Task details:
Give back each line of the material that contains the word "icon".
▬▬▬▬▬▬
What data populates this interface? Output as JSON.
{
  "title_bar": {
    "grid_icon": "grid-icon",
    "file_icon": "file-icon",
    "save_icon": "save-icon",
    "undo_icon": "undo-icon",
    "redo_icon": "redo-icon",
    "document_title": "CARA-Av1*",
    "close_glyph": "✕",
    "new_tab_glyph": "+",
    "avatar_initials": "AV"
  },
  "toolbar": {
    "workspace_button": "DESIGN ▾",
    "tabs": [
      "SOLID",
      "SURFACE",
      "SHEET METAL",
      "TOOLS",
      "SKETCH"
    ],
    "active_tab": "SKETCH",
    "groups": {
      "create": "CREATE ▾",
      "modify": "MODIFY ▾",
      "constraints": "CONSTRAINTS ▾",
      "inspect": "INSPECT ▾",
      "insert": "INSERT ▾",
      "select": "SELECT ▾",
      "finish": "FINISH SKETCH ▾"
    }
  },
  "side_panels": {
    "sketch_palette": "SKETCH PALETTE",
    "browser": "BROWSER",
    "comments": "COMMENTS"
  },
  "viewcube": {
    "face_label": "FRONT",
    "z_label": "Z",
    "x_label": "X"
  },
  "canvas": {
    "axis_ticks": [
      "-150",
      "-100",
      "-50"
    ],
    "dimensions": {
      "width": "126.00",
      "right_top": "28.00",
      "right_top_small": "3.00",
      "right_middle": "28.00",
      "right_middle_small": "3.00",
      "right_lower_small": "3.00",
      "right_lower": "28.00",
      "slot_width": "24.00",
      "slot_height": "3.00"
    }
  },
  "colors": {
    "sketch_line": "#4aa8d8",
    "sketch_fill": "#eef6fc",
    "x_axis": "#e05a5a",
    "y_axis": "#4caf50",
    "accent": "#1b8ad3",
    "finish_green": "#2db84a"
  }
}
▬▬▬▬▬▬
Answer to this task:
    "grid_icon": "grid-icon",
    "file_icon": "file-icon",
    "save_icon": "save-icon",
    "undo_icon": "undo-icon",
    "redo_icon": "redo-icon",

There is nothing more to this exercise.